Dataset excerpts
Segment Open

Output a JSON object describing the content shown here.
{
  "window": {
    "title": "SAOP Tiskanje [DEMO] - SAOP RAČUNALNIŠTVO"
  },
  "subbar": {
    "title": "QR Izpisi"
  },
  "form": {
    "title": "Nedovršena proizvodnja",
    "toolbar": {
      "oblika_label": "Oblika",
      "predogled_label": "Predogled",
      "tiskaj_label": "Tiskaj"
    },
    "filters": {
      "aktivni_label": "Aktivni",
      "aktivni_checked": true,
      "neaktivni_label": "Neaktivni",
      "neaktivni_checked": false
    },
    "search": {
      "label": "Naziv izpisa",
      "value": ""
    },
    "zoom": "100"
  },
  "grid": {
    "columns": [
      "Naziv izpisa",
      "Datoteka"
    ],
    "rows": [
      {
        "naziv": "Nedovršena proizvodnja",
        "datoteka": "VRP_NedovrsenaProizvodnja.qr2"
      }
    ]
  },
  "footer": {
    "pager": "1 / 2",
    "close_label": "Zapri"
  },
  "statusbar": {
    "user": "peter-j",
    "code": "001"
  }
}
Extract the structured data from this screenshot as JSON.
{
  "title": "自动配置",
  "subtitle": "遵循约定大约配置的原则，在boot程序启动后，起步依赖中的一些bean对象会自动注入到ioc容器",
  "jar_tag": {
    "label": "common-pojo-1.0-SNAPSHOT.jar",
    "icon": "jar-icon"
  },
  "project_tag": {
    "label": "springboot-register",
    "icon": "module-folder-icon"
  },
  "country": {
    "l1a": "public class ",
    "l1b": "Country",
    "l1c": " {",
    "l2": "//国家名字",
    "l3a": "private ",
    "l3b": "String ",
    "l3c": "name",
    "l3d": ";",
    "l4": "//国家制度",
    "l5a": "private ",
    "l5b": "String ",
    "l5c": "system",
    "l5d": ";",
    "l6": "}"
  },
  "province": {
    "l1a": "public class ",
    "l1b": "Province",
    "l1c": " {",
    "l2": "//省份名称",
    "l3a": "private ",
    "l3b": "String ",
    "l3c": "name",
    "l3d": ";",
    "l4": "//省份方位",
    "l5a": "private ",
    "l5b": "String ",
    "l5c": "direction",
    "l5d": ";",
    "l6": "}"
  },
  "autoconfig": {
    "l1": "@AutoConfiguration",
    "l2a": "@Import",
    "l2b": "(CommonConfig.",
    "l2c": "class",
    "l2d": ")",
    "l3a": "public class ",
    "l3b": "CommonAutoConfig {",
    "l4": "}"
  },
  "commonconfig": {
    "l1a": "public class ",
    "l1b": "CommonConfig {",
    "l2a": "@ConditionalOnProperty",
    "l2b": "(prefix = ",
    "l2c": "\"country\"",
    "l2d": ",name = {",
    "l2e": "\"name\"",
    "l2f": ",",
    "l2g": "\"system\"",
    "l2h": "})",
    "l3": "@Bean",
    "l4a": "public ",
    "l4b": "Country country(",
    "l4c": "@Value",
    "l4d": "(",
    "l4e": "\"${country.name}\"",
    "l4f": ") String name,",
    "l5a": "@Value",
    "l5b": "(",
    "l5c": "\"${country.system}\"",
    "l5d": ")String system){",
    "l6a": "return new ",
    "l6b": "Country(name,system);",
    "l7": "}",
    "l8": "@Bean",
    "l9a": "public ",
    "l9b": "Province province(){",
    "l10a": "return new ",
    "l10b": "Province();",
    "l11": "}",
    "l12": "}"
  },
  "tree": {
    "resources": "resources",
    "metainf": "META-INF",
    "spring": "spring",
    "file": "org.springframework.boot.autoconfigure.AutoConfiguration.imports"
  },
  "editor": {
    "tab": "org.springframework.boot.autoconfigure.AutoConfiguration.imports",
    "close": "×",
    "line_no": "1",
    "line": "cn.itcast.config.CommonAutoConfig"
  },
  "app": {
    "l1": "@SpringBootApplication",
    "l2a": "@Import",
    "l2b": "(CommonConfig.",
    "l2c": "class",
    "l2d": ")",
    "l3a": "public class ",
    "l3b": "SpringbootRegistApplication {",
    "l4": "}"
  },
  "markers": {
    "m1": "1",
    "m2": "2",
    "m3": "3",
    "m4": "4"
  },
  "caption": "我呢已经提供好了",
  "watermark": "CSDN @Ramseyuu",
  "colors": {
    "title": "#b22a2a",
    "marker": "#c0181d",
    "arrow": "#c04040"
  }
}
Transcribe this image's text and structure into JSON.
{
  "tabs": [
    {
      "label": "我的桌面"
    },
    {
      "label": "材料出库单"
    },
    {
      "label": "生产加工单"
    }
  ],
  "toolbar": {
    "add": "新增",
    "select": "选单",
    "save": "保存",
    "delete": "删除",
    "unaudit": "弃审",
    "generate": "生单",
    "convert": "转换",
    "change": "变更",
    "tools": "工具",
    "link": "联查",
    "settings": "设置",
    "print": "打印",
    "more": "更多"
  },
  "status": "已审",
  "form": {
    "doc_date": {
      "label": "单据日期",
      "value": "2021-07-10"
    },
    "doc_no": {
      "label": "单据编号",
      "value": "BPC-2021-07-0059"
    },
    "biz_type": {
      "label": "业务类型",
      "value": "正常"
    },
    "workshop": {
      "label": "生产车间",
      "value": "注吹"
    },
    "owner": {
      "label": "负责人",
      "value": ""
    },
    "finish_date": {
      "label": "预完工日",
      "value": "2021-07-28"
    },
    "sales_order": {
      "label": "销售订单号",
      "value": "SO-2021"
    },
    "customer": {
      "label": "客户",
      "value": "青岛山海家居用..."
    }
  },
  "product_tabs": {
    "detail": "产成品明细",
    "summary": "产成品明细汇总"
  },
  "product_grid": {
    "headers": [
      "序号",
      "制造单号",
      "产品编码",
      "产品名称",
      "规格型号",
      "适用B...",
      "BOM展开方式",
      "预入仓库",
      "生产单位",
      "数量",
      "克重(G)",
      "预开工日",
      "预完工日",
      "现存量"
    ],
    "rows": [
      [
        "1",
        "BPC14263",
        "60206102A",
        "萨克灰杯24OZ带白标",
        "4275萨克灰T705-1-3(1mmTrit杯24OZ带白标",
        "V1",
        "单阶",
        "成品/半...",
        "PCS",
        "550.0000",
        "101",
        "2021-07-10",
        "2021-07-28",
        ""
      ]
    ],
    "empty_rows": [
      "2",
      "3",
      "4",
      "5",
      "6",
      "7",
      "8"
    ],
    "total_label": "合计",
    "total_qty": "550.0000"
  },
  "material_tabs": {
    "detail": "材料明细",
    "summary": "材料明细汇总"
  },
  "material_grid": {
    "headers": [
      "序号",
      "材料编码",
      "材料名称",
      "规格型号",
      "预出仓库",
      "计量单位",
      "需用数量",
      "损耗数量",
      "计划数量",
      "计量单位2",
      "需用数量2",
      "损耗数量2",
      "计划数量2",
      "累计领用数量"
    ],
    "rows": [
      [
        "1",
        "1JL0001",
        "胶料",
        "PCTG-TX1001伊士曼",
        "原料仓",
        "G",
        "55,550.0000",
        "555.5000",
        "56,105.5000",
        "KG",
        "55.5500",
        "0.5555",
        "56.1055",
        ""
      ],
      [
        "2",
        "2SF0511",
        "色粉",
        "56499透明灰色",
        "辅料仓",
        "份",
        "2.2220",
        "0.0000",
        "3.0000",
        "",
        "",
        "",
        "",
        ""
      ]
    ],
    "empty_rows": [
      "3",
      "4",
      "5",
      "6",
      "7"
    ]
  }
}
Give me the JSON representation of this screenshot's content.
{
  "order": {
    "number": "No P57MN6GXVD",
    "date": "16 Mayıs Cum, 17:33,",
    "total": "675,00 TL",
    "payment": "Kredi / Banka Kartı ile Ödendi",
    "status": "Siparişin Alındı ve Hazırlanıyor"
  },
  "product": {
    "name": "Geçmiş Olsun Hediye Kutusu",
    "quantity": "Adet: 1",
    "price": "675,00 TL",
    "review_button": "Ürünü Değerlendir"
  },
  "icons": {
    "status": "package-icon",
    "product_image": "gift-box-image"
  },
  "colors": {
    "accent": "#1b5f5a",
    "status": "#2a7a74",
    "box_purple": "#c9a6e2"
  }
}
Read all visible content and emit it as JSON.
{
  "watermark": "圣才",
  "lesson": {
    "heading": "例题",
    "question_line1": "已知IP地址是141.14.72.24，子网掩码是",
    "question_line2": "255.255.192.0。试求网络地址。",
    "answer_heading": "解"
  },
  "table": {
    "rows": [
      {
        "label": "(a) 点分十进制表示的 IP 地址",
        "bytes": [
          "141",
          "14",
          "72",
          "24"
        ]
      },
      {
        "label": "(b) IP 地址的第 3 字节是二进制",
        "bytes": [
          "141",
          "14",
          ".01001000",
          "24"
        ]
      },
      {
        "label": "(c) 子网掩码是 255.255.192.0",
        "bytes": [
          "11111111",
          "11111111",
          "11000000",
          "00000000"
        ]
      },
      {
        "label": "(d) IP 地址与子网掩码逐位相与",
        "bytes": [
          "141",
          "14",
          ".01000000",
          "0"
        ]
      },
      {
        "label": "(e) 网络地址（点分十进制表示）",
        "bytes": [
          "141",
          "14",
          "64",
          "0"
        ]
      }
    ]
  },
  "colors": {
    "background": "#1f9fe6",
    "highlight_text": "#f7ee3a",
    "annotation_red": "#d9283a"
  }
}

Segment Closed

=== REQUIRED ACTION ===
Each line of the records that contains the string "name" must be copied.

=== ANSWER AREA ===
    "l3c": "name",
    "l3c": "name",
    "l2d": ",name = {",
    "l2e": "\"name\"",
    "l4e": "\"${country.name}\"",
    "l4f": ") String name,",
    "l6b": "Country(name,system);",
    "name": "Geçmiş Olsun Hediye Kutusu",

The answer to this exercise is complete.